NASCAR is a red-blooded American sport enjoyed by all … young, old, black, white, and yes ... gay or straight.
Following this weekend’s race at Infineon, a tweet appeared from Red Bull Racing team member Jeremy Fuller with a photo of a van carrying a sign in support of San Francisco's Gay Pride parade and included the comment, “This is way I don't live here." Fuller received a tweet in response that said, “if we could get rid of them, it’d be a lot better.” To which it appeared he replied, “lol.. Don’t we all wish!”
According to a report from Michael Myers of Queers4Gears.com, Fuller was leaving the track and headed to the airport when he passed this vehicle displaying the sign. Fuller, who was a contract team member for Red Bull and also Turner Motorsports, was tweeting from his personal account but the problem is that he is a representative of the sport and declared so on his account. His Twitter bio at the time stated: “#NASCAR Tire changer @redbullnascar NASCAR Nationwide Series Turner Motorsports NASCAR Truck Series."

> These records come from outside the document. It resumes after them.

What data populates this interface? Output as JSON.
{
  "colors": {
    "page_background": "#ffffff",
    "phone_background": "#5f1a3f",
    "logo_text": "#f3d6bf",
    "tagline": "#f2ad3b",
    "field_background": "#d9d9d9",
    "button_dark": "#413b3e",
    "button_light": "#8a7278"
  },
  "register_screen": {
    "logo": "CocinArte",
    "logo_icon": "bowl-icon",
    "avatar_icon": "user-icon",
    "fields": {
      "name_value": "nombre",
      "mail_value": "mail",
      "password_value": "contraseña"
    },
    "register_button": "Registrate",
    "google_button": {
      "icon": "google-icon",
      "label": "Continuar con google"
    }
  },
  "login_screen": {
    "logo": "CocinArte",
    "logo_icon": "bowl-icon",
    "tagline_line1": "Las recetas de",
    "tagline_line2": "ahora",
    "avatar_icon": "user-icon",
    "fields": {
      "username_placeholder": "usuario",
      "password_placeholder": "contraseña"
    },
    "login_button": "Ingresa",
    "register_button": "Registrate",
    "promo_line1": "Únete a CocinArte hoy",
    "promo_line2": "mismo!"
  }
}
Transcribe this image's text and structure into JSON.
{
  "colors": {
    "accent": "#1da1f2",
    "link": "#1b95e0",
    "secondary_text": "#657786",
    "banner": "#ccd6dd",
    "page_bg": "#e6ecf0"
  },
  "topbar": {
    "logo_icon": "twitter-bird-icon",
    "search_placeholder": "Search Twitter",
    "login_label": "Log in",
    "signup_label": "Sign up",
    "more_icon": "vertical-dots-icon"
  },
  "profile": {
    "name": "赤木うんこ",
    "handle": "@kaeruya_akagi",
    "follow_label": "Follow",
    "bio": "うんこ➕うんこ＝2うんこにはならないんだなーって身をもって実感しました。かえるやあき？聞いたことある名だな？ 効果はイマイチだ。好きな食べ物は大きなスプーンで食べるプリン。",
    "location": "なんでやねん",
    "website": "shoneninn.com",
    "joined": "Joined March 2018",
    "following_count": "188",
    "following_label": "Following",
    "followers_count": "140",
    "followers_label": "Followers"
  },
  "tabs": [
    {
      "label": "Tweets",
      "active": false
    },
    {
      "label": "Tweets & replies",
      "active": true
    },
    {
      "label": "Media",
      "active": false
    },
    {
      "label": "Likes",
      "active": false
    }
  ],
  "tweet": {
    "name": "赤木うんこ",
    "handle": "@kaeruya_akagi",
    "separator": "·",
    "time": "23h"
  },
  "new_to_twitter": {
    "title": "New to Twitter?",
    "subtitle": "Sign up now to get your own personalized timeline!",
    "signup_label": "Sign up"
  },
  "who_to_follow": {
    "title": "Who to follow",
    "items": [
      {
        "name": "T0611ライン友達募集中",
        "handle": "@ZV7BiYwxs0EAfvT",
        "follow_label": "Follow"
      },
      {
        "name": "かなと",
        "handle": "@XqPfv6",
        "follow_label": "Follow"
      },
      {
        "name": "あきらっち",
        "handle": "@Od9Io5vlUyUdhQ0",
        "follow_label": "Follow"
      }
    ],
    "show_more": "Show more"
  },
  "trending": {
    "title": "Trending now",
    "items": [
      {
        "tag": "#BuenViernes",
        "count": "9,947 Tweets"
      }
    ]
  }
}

NASCAR has a no hate policy and its rulebook declares, “A NASCAR Member shall not make or cause to be made a public statement and/or communication that criticizes, ridicules, or otherwise disparages another person based upon that person’s race, color, creed, national origin, gender, sexual orientation, marital status, religion, age, or handicapping condition.”
Following an internal investigation by Red Bull, they issued the following statement:
”Red Bull Racing Team was made aware of comments posted to a contractor’s Twitter account following this weekend’s race. After investigating the matter, Red Bull Racing Team terminated the contractor’s employment effective immediately. The race team regularly conducts diversity training and strictly enforces our team policies against any form of discrimination. We have zero tolerance for such violations and in no way support any of the comments posted by this individual.”
Fuller spoke with Bob Pockrass of Scene Daily in the interview Red Bull crewman fired for homophobic tweets, in which he said, “It was a joke between two friends and it cost me both of my jobs. I’m not racist and I do not hate gay people. It wasn’t intended to be what [it appeared]. … I didn’t write anything about getting rid of them or 'ha ha,' or 'laughing out loud.”
NASCAR is an open door sport; fans come in all shapes, size and colors. We don’t hate one another as people. We do rival with each other competitively but that is where it ends. Hate is not tolerated in any way, intentional or not, in the NASCAR community.